The thumbprint of Alan Ayckbourn seems firmly impressed into the pages of playwright Lucinda Coxon’s Happy Now?, right down to the question mark in the title. And for much of its two-plus hours, Coxon’s tragicomic tale of the disintegrating lives of a group of soon-to-be-middle-aged parents (and a close gay pal who speaks of a life we never get to be terribly privy to) is awfully close to Ayckbourn’s level, with Coxon’s gift for lacerating snipes and inside-out bourgie observations.

As a piece of writing, Happy Now? is often blessedly free of “influence” flourishes, with the musings of its reasonably articulate characters only occasionally veering into writerly wish fulfillment. But it’s truly a pity that director Liz Diamond (operating on Narelle Sissons’s confusing, projection-heavy, busy-yet-not-at-all set) lets down the material by allowing it to breathe a bit too much. It’s admirable to allow for such naturalism here, but it also blunts some of Coxon’s writing and its button moments seem to suffer as a result. When our central couples get together for their dinner parties in a few key scenes (complete with “peasant food,” as one character calls it), the room seems airless when it should be buoyant and vice versa, and its slow-building crescendos of marital woe begin to feel unearned. When the crueler of the two husbands compares his wife to a “bloody double blank” domino, it should sting like a sunburn, but because the evening has been crawling to such moments of revelation instead of leaping, it barely warrants a little itch.

Thankfully, much of the cast is up to the challenge of the piece, with special mentions to Mary Bacon and Kelly AuCoin, sympathetically embodying the central couple dealing in near-death parents , kids’ birthday parties, and the former’s building desire to possibly stray. C.J. Wilson, in a few scenes as a rascally, married player in love with conquesting, is refreshingly conceived, and in a difficult role because of its sketchiness, Brian Keane brings shades of decency and color to the aforementioned gay hanger-on, blessedly without any swishy prancing or scene-stealing phoniness to make the character more than what it is. (The less said about Joan McIntosh as Bacon’s wonky, guilt-tripping mother the better, as she seems to have wandered in from the Grace Zabriskie School of Mannered Loons.)

Plays where couples squabble over kids and seethe with discomfort over being married seem all the rage of late (Tony-winning God of Carnage is still going strong on Broadway with yet another cast coming in next month), and soon we will tire of them just as we once did the vampire musical, but Happy Now? is certainly capable—at least for now—of resigned audience contentment, if not full-blown happiness.

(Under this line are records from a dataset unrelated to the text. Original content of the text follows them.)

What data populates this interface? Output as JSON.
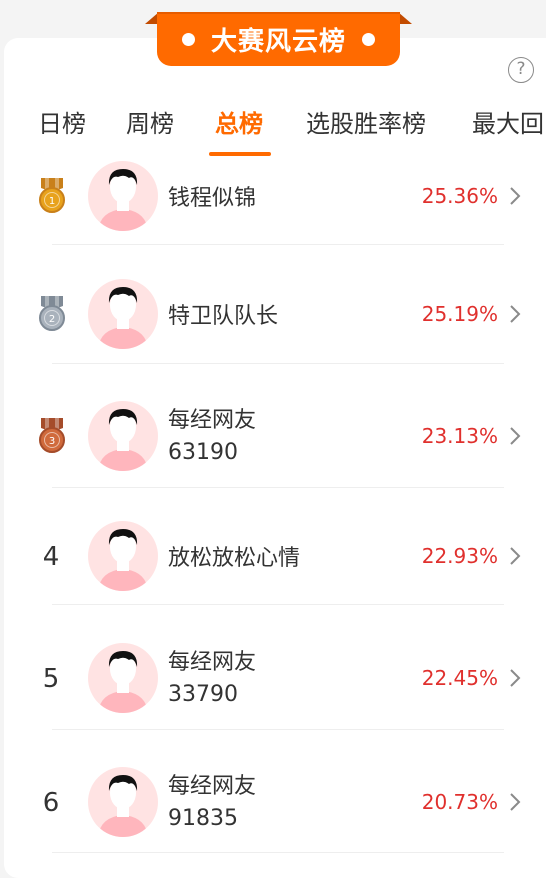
{
  "header": {
    "title": "大赛风云榜",
    "help_label": "?"
  },
  "tabs": [
    {
      "label": "日榜"
    },
    {
      "label": "周榜"
    },
    {
      "label": "总榜"
    },
    {
      "label": "选股胜率榜"
    },
    {
      "label": "最大回"
    }
  ],
  "active_tab": "总榜",
  "colors": {
    "accent": "#ff6a00",
    "percent": "#e0302d",
    "gold": "#e8a21c",
    "silver": "#a9b2bc",
    "bronze": "#d06a3c"
  },
  "rows": [
    {
      "rank": "1",
      "name": "钱程似锦",
      "name_line2": "",
      "pct": "25.36%",
      "badge": "gold-medal-icon"
    },
    {
      "rank": "2",
      "name": "特卫队队长",
      "name_line2": "",
      "pct": "25.19%",
      "badge": "silver-medal-icon"
    },
    {
      "rank": "3",
      "name": "每经网友",
      "name_line2": "63190",
      "pct": "23.13%",
      "badge": "bronze-medal-icon"
    },
    {
      "rank": "4",
      "name": "放松放松心情",
      "name_line2": "",
      "pct": "22.93%",
      "badge": ""
    },
    {
      "rank": "5",
      "name": "每经网友",
      "name_line2": "33790",
      "pct": "22.45%",
      "badge": ""
    },
    {
      "rank": "6",
      "name": "每经网友",
      "name_line2": "91835",
      "pct": "20.73%",
      "badge": ""
    }
  ]
}
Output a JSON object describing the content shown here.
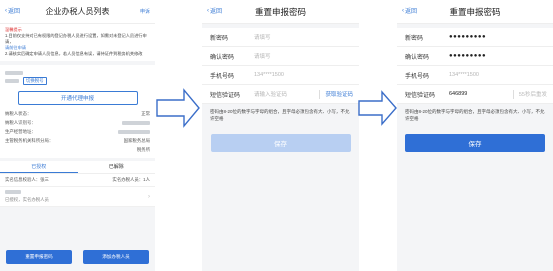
{
  "panel1": {
    "back": "返回",
    "title": "企业办税人员列表",
    "nav_right": "申诉",
    "notice_title": "温馨提示",
    "notice_lines": [
      "1.目前仅支持对已有权限的登记办税人员进行设置，如需对未登记人员进行申请，",
      "请前往申请",
      "2.请核实后确定申请人员信息，若人员信息有误，请持证件到税务机关修改"
    ],
    "switch_link": "切换税号",
    "apply_button": "开通代理申报",
    "rows": [
      {
        "label": "纳税人状态：",
        "value": "正常"
      },
      {
        "label": "纳税人识别号：",
        "value": ""
      },
      {
        "label": "生产经营地址：",
        "value": ""
      },
      {
        "label": "主管税务机关科所分局：",
        "value": "国家税务总局"
      },
      {
        "label": "",
        "value": "税务所"
      }
    ],
    "tabs": [
      "已授权",
      "已解除"
    ],
    "list": [
      "实名信息校验人：张三",
      "实名办税人员：1人",
      "张某某",
      "已授权，实名办税人员"
    ],
    "btn_left": "重置申报密码",
    "btn_right": "添加办税人员"
  },
  "panel2": {
    "back": "返回",
    "title": "重置申报密码",
    "fields": [
      {
        "label": "新密码",
        "value": "请填写"
      },
      {
        "label": "确认密码",
        "value": "请填写"
      },
      {
        "label": "手机号码",
        "value": "134****1500"
      },
      {
        "label": "短信验证码",
        "value": "请输入验证码"
      }
    ],
    "sms_button": "获取验证码",
    "hint": "密码由8-20位的数字与字母的组合，且字母必须包含有大、小写，不允许空格",
    "save": "保存"
  },
  "panel3": {
    "back": "返回",
    "title": "重置申报密码",
    "fields": [
      {
        "label": "新密码",
        "value": "●●●●●●●●●"
      },
      {
        "label": "确认密码",
        "value": "●●●●●●●●●"
      },
      {
        "label": "手机号码",
        "value": "134****1500"
      },
      {
        "label": "短信验证码",
        "value": "646899"
      }
    ],
    "sms_countdown": "55秒后重发",
    "hint": "密码由8-20位的数字与字母的组合，且字母必须包含有大、小写，不允许空格",
    "save": "保存"
  },
  "colors": {
    "accent": "#2f6fd6",
    "link": "#3a7bd5",
    "arrow": "#3b6ec9"
  }
}
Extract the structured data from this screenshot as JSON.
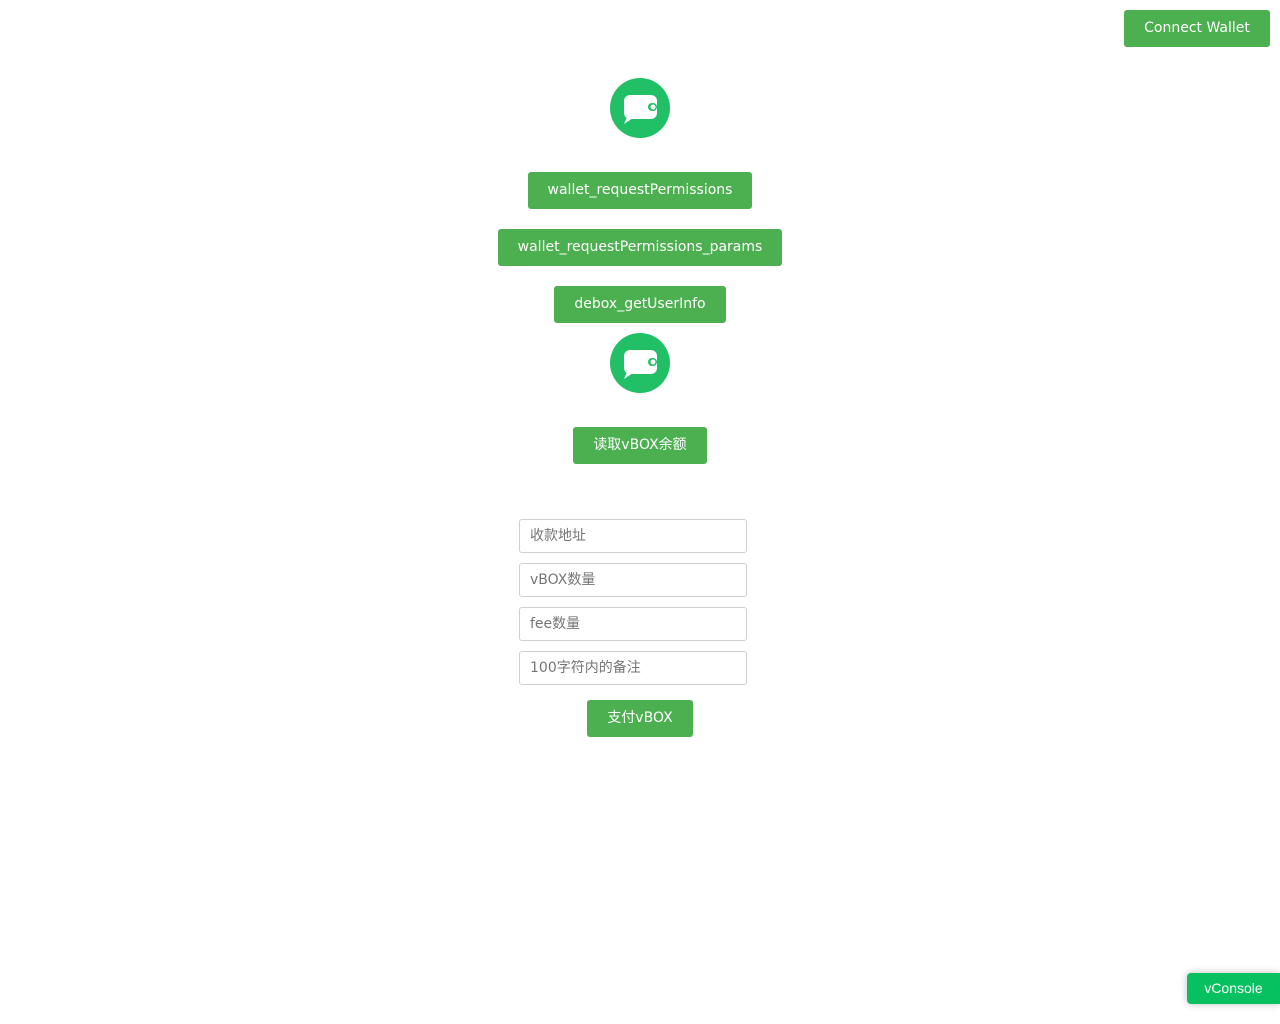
{
  "header": {
    "connect_wallet_label": "Connect Wallet"
  },
  "section_permissions": {
    "icon": "wallet-icon",
    "buttons": [
      {
        "label": "wallet_requestPermissions"
      },
      {
        "label": "wallet_requestPermissions_params"
      },
      {
        "label": "debox_getUserInfo"
      }
    ]
  },
  "section_balance": {
    "icon": "wallet-icon",
    "read_balance_label": "读取vBOX余额"
  },
  "payment_form": {
    "address_placeholder": "收款地址",
    "amount_placeholder": "vBOX数量",
    "fee_placeholder": "fee数量",
    "memo_placeholder": "100字符内的备注",
    "pay_label": "支付vBOX"
  },
  "debug": {
    "vconsole_label": "vConsole"
  },
  "colors": {
    "button": "#4caf50",
    "icon_badge": "#22c066",
    "vconsole": "#07c160"
  }
}
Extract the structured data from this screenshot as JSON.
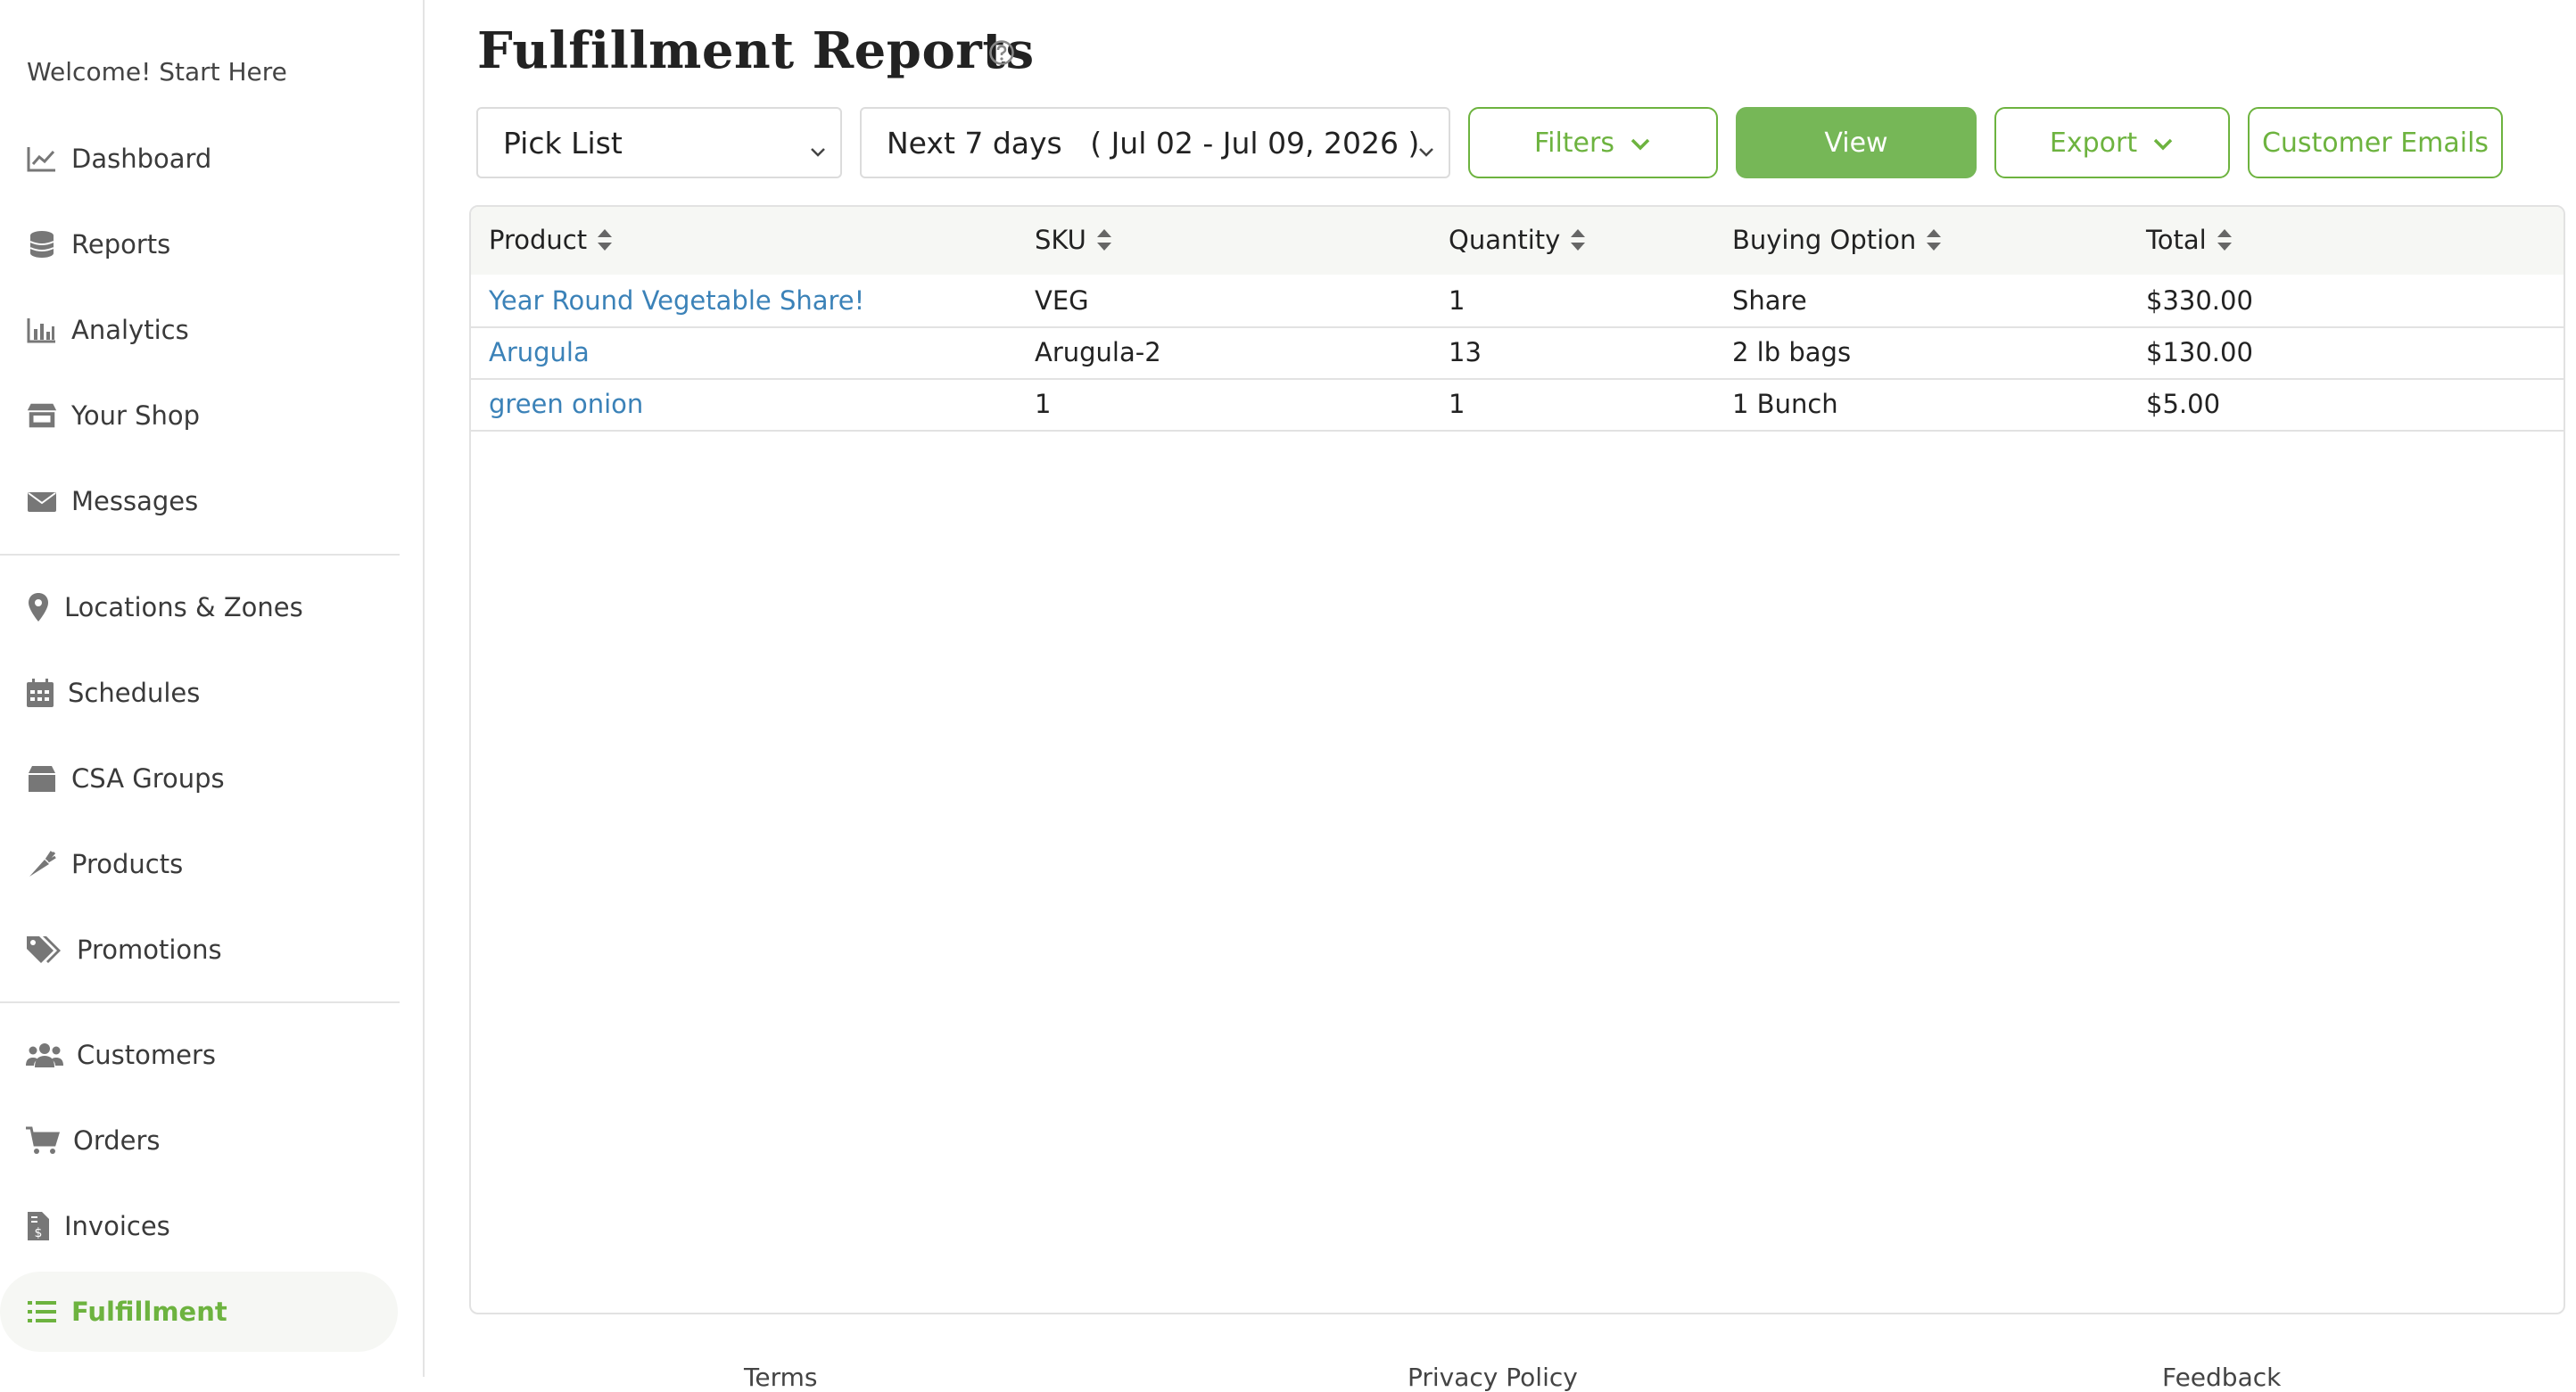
{
  "sidebar": {
    "welcome": "Welcome! Start Here",
    "items": [
      {
        "label": "Dashboard",
        "icon": "chart-line-icon"
      },
      {
        "label": "Reports",
        "icon": "coins-icon"
      },
      {
        "label": "Analytics",
        "icon": "bar-chart-icon"
      },
      {
        "label": "Your Shop",
        "icon": "store-icon"
      },
      {
        "label": "Messages",
        "icon": "envelope-icon"
      },
      {
        "label": "Locations & Zones",
        "icon": "map-pin-icon"
      },
      {
        "label": "Schedules",
        "icon": "calendar-icon"
      },
      {
        "label": "CSA Groups",
        "icon": "box-icon"
      },
      {
        "label": "Products",
        "icon": "carrot-icon"
      },
      {
        "label": "Promotions",
        "icon": "tags-icon"
      },
      {
        "label": "Customers",
        "icon": "users-icon"
      },
      {
        "label": "Orders",
        "icon": "cart-icon"
      },
      {
        "label": "Invoices",
        "icon": "invoice-icon"
      },
      {
        "label": "Fulfillment",
        "icon": "list-icon",
        "active": true
      }
    ]
  },
  "header": {
    "title": "Fulfillment Reports"
  },
  "toolbar": {
    "report_type": "Pick List",
    "date_range": "Next 7 days   ( Jul 02 - Jul 09, 2026 )",
    "filters_label": "Filters",
    "view_label": "View",
    "export_label": "Export",
    "customer_emails_label": "Customer Emails"
  },
  "table": {
    "columns": [
      "Product",
      "SKU",
      "Quantity",
      "Buying Option",
      "Total"
    ],
    "rows": [
      {
        "product": "Year Round Vegetable Share!",
        "sku": "VEG",
        "quantity": "1",
        "buying_option": "Share",
        "total": "$330.00"
      },
      {
        "product": "Arugula",
        "sku": "Arugula-2",
        "quantity": "13",
        "buying_option": "2 lb bags",
        "total": "$130.00"
      },
      {
        "product": "green onion",
        "sku": "1",
        "quantity": "1",
        "buying_option": "1 Bunch",
        "total": "$5.00"
      }
    ]
  },
  "footer": {
    "links": [
      "Terms",
      "Privacy Policy",
      "Feedback"
    ]
  },
  "colors": {
    "accent": "#6db33f",
    "button_fill": "#76b757",
    "link": "#3b82b8"
  }
}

Happy Now? opened tonight at Primary Stages in New York City and continues until March 6th. For tickets, click here.